Further down the lot, in the back garden of the Museum of the Moving Image, kids and their parents watched wide-eyed as stunt performers engaged in simulated fight scenes. Those punches and kicks looked much too close for comfort. In one of the parking lots, we watched, thankfully at a safe distance, as another stunt pro set himself on fire.
The hair and make-up trailers were offering everything that you needed to glam up your looks. Professional location stylists treated the kids to free face painting and hair extensions.
One of the longest lines was for the “Star trailer,” which is normally reserved for the lead actor or actress. This dressing room trailer was almost like being inside a luxury hotel room. It had all the comforts of home and then some.
Another highlight was the honey wagon–so very aptly named because it is in this trailer that things get done. This super long trailer consists of ten small cubicles. These nooks are the offices for the production’s director, associate producer and administrative staff. The men and women’s bathrooms here are playfully named Desi and Lucy, in honor of TV legends Desi Arnaz and Lucille Ball.
Astoria’s fashionistas got a real kick out of exploring the massive wardrobe truck, which is literally a closet on wheels!
Next to the wardrobe trailer, a crew of grips took us through their truck, demonstrating how various props were used when on location. The grips are also responsible for helping to set up the location and break things down afterward.
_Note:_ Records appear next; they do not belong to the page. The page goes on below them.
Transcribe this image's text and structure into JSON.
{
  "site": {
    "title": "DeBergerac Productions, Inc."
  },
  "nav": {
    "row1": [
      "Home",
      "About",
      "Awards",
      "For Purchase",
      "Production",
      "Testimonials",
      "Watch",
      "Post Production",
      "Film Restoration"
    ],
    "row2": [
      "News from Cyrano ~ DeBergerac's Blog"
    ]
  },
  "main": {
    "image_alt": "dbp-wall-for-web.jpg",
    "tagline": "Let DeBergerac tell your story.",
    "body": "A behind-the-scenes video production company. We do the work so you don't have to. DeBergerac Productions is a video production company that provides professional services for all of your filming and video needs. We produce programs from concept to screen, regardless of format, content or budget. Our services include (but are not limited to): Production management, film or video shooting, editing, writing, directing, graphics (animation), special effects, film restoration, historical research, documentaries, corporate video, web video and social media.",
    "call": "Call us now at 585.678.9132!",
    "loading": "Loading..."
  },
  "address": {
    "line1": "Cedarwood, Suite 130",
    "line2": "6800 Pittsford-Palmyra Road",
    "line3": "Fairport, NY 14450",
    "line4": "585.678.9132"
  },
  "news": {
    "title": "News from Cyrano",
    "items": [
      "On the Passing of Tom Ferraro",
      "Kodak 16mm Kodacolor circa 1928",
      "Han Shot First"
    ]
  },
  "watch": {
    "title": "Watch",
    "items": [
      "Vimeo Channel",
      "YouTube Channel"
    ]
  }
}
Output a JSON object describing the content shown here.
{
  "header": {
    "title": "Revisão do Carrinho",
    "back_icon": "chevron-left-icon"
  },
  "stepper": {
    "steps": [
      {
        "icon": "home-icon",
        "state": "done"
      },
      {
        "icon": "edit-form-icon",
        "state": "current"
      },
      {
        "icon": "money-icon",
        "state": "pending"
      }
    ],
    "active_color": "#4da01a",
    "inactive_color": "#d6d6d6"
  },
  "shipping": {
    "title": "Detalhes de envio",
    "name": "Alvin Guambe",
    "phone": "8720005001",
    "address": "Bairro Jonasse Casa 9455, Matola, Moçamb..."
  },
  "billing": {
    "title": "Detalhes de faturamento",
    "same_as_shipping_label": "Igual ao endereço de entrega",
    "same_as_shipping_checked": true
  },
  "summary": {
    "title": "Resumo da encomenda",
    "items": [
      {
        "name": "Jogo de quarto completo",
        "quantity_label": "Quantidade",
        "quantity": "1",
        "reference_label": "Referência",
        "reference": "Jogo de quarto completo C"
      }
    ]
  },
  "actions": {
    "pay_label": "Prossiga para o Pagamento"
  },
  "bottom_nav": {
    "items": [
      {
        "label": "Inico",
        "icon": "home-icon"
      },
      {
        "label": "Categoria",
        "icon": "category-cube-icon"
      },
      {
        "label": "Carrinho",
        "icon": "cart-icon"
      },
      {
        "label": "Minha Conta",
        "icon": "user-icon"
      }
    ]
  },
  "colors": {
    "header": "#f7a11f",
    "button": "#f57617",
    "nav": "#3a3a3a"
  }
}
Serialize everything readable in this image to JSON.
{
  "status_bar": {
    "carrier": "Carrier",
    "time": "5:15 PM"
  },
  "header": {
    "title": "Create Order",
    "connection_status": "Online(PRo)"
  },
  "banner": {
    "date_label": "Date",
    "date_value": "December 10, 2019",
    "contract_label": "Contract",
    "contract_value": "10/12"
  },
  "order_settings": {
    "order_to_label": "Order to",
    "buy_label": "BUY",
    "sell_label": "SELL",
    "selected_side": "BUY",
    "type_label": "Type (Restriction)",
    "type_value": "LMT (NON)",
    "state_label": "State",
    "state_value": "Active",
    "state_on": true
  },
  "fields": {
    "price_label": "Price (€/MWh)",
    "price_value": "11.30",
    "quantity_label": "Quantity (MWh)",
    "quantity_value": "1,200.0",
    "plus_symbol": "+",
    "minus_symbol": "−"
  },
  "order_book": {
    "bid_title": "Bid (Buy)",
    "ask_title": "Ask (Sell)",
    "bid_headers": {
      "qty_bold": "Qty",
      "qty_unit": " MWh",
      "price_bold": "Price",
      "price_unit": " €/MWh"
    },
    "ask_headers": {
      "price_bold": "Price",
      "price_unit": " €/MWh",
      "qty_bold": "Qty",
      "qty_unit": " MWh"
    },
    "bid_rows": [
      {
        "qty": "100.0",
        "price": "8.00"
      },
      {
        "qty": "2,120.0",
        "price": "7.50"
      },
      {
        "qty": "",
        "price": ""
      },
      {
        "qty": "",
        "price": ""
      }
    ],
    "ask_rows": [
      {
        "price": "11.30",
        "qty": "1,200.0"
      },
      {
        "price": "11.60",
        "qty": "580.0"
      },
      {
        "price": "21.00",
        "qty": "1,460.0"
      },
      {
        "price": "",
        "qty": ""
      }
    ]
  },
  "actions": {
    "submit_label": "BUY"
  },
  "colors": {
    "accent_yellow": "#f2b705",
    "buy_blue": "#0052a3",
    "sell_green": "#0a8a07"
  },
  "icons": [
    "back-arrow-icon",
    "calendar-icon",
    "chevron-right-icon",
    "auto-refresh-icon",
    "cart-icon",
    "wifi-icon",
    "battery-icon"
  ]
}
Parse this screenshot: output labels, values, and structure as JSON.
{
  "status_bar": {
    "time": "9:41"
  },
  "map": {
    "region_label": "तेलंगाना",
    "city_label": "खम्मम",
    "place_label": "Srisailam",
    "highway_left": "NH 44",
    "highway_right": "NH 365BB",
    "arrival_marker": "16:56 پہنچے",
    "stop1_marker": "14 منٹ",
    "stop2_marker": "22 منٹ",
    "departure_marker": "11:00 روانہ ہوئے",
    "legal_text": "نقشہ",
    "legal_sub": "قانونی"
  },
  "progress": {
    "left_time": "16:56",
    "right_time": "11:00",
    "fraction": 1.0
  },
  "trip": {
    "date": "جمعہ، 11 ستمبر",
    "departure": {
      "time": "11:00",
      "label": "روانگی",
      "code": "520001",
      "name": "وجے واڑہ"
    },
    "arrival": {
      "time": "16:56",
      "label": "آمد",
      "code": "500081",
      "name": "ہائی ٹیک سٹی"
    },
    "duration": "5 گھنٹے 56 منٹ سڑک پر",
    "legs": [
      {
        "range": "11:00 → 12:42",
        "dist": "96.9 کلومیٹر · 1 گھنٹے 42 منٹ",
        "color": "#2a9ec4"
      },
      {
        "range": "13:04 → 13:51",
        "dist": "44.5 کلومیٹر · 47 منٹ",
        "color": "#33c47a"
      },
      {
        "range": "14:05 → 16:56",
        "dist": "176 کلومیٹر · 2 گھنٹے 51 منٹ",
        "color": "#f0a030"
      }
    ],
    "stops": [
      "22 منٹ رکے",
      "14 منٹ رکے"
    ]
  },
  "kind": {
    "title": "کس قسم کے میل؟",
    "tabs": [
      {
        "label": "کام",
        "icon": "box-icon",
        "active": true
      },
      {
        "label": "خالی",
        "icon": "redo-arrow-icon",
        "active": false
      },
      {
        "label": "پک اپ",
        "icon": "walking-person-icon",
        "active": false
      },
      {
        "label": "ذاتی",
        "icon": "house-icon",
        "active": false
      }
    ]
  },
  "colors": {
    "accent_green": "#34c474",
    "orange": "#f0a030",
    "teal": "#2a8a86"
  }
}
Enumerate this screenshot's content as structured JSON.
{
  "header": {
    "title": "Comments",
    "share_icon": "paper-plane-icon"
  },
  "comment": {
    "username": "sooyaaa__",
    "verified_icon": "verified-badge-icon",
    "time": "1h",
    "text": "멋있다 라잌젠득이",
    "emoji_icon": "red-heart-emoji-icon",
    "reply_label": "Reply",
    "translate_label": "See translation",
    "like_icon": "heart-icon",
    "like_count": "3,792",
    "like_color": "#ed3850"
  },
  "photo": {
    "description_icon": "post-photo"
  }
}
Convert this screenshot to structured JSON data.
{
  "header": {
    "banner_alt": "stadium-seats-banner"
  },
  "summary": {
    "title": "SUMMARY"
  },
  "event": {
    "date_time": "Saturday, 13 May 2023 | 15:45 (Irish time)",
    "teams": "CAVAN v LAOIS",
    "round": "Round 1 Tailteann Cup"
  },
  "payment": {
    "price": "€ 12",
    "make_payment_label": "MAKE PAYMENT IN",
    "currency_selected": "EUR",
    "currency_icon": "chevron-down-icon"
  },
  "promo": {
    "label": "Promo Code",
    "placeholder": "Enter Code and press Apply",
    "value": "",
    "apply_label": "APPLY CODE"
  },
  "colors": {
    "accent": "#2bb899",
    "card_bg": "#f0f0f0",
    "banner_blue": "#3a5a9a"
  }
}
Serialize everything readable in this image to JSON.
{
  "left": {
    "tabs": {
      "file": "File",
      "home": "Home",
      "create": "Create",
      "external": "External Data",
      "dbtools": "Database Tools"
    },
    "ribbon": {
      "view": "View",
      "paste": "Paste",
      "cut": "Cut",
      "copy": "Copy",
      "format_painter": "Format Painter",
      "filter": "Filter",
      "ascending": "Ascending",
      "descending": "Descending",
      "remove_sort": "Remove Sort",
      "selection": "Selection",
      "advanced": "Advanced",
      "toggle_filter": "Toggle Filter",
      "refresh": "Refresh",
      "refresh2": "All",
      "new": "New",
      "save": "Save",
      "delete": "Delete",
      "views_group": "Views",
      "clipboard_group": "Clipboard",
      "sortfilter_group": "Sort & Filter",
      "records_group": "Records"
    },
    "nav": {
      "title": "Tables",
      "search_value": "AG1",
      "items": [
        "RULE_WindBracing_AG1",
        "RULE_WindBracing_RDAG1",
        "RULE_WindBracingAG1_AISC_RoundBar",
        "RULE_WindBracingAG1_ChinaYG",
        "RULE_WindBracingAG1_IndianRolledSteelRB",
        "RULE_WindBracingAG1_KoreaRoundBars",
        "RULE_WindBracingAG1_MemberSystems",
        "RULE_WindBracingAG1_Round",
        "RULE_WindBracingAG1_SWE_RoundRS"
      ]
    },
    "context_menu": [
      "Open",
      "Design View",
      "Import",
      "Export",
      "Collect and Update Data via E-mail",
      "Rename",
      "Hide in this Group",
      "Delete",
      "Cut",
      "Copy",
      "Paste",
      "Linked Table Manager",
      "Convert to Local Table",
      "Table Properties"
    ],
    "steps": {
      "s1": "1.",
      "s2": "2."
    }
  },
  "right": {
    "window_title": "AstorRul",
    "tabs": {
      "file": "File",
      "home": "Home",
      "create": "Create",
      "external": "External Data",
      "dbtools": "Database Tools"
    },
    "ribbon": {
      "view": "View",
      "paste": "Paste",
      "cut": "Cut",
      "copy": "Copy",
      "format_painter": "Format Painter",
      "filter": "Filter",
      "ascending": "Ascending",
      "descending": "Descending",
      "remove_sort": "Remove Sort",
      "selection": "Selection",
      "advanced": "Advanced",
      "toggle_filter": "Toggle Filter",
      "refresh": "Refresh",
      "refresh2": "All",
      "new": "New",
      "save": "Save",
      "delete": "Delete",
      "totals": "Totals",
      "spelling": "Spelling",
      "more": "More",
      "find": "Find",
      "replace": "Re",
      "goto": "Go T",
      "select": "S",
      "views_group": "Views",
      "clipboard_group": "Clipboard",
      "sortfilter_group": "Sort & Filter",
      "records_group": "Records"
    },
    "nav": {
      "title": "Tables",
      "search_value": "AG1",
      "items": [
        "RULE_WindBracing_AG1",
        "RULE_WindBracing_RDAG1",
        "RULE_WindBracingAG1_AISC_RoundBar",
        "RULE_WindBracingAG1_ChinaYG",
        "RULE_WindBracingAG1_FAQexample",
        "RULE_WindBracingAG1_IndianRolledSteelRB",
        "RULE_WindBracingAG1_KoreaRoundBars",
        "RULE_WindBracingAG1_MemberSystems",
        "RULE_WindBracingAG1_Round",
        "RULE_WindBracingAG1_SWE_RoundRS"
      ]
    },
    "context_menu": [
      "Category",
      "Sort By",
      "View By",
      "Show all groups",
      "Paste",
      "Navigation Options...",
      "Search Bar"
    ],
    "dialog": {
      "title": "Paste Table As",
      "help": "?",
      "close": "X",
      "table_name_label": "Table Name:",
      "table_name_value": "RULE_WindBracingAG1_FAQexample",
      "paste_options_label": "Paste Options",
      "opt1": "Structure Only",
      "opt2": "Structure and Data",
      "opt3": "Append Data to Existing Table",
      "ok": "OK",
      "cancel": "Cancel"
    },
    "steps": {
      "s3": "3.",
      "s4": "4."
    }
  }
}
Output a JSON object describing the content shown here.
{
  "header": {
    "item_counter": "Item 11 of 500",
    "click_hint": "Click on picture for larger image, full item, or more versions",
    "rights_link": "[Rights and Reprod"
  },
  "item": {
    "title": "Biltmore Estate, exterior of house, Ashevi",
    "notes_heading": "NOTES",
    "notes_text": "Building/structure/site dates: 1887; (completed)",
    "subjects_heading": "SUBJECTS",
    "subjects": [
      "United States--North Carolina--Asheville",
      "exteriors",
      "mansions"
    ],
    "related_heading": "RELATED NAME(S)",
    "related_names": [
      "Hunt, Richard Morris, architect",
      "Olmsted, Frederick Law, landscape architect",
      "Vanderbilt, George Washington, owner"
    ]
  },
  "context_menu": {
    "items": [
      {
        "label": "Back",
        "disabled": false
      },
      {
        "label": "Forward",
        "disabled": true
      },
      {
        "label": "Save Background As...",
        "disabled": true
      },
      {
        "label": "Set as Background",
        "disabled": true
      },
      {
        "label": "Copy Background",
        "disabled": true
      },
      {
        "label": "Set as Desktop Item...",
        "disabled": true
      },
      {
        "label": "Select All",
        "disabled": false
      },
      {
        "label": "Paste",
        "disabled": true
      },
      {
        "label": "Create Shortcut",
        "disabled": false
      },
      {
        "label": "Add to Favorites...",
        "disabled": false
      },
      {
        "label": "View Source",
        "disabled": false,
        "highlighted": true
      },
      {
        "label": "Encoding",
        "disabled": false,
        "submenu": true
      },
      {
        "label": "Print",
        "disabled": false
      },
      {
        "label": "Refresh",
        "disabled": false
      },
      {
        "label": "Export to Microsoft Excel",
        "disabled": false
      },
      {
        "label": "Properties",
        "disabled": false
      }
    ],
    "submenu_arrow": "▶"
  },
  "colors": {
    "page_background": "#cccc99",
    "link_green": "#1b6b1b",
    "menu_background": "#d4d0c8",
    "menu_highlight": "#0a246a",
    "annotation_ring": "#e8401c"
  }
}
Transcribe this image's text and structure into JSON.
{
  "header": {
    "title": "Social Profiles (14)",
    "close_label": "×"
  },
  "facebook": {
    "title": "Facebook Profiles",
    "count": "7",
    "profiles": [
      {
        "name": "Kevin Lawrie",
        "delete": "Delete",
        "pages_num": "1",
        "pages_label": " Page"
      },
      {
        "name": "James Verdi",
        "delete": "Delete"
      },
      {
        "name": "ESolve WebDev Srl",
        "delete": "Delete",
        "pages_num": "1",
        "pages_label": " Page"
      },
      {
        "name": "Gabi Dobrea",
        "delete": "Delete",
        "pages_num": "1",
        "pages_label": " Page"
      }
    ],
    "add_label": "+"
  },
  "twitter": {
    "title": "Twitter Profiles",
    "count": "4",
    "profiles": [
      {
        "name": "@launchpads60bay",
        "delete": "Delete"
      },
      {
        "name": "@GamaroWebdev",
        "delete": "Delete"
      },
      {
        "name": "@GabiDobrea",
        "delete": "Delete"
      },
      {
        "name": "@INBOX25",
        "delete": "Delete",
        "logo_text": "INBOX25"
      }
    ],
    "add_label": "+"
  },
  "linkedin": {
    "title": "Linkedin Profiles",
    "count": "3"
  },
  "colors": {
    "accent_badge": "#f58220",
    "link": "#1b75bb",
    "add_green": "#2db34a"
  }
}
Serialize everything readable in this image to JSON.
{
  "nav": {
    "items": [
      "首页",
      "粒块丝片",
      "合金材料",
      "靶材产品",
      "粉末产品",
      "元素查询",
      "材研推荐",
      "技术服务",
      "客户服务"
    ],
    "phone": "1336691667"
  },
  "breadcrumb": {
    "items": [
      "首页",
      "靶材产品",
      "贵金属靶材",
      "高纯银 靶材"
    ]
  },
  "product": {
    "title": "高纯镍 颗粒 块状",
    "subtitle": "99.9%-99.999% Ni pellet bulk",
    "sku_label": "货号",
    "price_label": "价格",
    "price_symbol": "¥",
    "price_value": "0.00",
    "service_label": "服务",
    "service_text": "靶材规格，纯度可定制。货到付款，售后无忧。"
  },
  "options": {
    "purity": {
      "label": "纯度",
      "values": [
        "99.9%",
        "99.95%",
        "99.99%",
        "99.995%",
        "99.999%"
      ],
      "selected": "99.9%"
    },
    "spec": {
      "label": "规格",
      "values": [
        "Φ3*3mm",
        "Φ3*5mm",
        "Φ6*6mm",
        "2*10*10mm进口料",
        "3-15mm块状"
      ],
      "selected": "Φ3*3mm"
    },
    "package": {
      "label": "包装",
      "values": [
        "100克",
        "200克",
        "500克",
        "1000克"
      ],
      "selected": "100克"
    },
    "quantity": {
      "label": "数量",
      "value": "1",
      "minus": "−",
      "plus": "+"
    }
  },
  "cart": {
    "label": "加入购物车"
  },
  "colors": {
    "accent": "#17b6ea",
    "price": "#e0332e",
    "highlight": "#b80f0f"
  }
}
One of the most fun things was getting to ride in the bucket seat on the dolly track. This is a long, wheeled platform on rails that helps to keep the camera steady for different street shots like close-ups or for following an actor as he or she walks along the sidewalk.
At the fair, you could even enjoy the very same burgers, fries, grilled chicken sandwiches and mac ‘n’ cheese that the cast and crew eat when they’re on location.
The next time that you see a location crew member on the street, hard at work, stop for a moment and say “Hi!” Without the location crews’ long days and nights, the magic that you enjoy watching at your local cinema would just not be possible.